### Directions for this task
Could you tally the lines of the entries that carry the string "curry"? Reply with the number and nothing more.

### Records to use
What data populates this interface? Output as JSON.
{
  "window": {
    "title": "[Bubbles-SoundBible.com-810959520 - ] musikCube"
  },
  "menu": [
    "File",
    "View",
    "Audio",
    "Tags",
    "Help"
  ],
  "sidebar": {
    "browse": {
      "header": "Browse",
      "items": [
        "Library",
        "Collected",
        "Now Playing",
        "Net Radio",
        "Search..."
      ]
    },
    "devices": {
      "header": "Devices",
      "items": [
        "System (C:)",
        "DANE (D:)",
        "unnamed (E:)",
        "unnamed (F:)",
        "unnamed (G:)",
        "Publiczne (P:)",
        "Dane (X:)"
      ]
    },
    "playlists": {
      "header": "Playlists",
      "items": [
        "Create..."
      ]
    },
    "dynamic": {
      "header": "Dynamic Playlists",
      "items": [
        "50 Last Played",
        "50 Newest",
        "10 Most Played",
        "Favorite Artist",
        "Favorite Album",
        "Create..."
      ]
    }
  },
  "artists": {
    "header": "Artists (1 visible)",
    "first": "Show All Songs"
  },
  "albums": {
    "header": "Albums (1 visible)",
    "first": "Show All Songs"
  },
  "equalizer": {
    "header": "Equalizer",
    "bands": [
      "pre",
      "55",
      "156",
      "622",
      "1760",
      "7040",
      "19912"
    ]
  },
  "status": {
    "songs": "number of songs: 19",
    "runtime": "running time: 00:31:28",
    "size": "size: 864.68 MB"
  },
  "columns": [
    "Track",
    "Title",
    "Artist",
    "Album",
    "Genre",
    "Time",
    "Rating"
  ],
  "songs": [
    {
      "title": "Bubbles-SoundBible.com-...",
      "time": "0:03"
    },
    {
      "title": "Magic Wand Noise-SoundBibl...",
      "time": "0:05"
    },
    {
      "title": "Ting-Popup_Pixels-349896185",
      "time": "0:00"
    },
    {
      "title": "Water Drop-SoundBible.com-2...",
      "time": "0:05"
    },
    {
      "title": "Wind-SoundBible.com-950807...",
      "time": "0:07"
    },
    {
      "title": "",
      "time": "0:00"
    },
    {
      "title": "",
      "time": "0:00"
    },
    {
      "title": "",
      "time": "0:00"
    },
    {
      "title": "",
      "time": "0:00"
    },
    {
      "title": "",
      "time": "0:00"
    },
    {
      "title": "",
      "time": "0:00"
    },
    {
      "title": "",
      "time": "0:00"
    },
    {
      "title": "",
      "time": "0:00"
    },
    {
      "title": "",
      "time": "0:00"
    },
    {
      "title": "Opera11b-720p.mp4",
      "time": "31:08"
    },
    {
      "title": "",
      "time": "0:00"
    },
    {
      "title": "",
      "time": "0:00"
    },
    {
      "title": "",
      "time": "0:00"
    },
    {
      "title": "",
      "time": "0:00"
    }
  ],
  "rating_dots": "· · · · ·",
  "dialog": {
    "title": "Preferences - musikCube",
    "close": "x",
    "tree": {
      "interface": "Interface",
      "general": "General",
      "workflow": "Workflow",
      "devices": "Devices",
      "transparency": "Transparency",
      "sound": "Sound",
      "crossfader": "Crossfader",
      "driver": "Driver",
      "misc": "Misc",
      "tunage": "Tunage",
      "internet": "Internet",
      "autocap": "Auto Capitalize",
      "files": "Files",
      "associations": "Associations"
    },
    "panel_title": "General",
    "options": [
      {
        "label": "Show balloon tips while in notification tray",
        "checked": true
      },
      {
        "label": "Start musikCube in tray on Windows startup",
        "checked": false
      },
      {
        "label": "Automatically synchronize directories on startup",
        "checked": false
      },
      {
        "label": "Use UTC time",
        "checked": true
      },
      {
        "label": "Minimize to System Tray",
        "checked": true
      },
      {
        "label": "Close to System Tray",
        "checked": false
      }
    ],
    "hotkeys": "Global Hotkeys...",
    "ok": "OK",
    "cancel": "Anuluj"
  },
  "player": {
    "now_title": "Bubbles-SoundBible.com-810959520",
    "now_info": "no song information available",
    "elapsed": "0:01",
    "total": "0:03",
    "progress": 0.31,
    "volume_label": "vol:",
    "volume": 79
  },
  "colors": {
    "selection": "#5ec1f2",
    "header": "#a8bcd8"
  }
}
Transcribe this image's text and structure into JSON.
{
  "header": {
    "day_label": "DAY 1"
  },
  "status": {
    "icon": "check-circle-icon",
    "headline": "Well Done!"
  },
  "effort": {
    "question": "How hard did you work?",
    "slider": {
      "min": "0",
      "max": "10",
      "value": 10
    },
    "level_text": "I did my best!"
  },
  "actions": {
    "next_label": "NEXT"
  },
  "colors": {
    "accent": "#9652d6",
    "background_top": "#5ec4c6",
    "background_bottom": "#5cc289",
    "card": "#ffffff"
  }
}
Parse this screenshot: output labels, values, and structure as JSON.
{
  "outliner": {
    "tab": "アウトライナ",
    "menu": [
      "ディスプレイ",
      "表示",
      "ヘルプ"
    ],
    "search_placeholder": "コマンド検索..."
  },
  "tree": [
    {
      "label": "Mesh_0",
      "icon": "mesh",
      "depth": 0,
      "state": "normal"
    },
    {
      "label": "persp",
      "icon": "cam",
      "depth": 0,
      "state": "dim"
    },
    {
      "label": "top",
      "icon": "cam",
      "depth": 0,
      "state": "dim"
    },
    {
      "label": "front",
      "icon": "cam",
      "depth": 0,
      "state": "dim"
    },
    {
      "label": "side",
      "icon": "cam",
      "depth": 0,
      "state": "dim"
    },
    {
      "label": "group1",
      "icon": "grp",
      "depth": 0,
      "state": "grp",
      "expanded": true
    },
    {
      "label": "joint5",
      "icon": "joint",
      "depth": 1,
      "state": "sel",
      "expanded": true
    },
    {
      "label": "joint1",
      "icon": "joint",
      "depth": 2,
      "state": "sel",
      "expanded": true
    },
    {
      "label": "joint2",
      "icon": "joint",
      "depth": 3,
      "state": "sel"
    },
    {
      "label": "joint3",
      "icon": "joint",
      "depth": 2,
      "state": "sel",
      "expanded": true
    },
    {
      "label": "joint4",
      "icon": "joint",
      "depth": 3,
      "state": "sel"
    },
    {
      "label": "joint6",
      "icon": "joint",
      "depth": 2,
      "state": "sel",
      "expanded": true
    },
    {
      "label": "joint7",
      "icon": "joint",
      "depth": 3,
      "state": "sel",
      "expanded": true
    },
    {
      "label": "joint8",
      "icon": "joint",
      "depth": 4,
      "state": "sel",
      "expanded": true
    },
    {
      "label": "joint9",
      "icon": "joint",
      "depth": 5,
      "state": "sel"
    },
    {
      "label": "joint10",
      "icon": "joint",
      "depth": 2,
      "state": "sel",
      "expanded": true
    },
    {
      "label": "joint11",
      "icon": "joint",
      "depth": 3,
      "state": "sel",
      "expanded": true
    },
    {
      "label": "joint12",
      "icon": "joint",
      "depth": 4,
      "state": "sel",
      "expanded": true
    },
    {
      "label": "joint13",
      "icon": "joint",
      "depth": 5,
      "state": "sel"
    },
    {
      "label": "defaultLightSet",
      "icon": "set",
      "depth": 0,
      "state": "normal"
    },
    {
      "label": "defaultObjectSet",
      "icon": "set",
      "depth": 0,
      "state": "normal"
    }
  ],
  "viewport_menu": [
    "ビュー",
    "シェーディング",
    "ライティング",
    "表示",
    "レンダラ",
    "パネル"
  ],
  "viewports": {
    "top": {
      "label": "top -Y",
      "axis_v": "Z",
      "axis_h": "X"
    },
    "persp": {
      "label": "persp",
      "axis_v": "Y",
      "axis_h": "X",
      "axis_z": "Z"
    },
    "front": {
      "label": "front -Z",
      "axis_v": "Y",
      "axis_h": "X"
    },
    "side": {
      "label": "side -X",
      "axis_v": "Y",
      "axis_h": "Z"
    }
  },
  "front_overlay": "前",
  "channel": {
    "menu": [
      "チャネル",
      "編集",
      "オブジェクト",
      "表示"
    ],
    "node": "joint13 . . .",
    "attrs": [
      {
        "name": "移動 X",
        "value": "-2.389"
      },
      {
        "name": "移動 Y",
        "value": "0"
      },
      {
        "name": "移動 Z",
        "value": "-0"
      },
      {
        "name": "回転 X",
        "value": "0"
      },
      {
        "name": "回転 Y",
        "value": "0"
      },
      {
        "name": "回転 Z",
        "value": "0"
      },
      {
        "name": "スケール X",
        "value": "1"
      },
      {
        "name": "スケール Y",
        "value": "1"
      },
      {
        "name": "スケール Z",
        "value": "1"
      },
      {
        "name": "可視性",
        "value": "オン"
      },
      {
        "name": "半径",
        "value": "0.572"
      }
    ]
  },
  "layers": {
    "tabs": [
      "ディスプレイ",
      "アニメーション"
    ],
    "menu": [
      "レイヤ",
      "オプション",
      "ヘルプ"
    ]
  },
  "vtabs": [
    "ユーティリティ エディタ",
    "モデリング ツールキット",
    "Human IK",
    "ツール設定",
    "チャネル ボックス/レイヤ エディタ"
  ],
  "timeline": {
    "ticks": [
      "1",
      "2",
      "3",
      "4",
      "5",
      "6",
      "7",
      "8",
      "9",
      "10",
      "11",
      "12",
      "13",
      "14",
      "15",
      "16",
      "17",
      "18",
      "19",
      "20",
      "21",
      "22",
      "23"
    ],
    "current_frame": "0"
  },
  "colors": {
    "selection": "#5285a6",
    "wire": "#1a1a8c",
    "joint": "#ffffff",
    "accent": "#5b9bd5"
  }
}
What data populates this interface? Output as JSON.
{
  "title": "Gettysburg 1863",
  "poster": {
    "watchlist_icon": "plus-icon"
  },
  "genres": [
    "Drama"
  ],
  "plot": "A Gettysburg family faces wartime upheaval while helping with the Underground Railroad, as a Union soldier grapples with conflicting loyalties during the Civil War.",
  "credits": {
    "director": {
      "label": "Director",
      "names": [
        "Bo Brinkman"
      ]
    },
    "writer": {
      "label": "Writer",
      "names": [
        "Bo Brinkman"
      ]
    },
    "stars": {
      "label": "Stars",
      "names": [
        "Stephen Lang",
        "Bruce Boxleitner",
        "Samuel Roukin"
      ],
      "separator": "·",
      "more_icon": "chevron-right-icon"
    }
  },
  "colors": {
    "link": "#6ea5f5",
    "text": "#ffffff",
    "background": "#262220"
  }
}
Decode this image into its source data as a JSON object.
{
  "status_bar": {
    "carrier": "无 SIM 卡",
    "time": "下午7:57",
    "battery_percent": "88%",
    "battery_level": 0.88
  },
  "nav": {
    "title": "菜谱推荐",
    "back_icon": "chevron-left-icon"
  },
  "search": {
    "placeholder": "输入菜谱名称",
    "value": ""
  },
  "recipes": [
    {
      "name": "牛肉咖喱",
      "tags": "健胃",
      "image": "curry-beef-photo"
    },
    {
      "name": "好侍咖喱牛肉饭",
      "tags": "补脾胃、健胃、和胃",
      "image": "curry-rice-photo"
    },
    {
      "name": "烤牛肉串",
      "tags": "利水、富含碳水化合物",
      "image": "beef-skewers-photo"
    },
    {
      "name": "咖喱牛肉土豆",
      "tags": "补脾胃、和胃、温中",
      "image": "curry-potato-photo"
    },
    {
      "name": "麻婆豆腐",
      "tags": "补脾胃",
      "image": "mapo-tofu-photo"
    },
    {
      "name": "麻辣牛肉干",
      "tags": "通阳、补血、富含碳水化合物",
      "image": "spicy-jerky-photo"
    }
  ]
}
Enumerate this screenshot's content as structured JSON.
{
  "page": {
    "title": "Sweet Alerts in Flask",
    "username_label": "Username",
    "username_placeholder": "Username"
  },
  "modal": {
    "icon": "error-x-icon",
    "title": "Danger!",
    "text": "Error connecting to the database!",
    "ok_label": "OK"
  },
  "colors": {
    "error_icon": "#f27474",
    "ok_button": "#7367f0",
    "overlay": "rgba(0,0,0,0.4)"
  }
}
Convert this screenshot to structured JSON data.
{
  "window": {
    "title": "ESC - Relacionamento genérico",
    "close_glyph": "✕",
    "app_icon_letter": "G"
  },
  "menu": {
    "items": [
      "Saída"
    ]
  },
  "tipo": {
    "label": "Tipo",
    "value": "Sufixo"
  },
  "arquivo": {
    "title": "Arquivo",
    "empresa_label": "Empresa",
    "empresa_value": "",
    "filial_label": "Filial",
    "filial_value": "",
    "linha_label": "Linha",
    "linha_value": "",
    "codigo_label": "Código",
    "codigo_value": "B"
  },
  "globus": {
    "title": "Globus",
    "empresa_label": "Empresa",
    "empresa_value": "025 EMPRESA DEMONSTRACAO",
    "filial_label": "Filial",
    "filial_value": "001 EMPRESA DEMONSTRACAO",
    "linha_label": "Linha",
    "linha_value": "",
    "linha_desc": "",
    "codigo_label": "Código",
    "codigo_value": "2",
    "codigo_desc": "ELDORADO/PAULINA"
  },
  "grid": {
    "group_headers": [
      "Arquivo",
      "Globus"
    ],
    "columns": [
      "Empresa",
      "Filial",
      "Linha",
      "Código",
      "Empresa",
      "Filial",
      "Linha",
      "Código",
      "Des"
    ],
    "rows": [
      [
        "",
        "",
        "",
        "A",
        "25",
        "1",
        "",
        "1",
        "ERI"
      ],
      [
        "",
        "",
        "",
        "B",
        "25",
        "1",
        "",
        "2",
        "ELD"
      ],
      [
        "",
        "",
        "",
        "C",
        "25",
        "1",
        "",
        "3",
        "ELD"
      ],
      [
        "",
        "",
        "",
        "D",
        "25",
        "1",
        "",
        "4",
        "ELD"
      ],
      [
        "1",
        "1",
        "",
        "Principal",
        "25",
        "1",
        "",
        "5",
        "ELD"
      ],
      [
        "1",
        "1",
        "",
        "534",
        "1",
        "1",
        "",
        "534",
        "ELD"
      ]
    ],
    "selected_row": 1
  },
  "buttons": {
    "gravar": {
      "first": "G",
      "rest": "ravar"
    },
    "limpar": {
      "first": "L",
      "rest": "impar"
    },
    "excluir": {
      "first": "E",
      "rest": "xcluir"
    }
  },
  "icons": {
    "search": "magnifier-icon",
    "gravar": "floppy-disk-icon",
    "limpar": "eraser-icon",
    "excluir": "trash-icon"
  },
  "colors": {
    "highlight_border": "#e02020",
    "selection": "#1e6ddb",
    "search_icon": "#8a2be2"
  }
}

### Your solution
3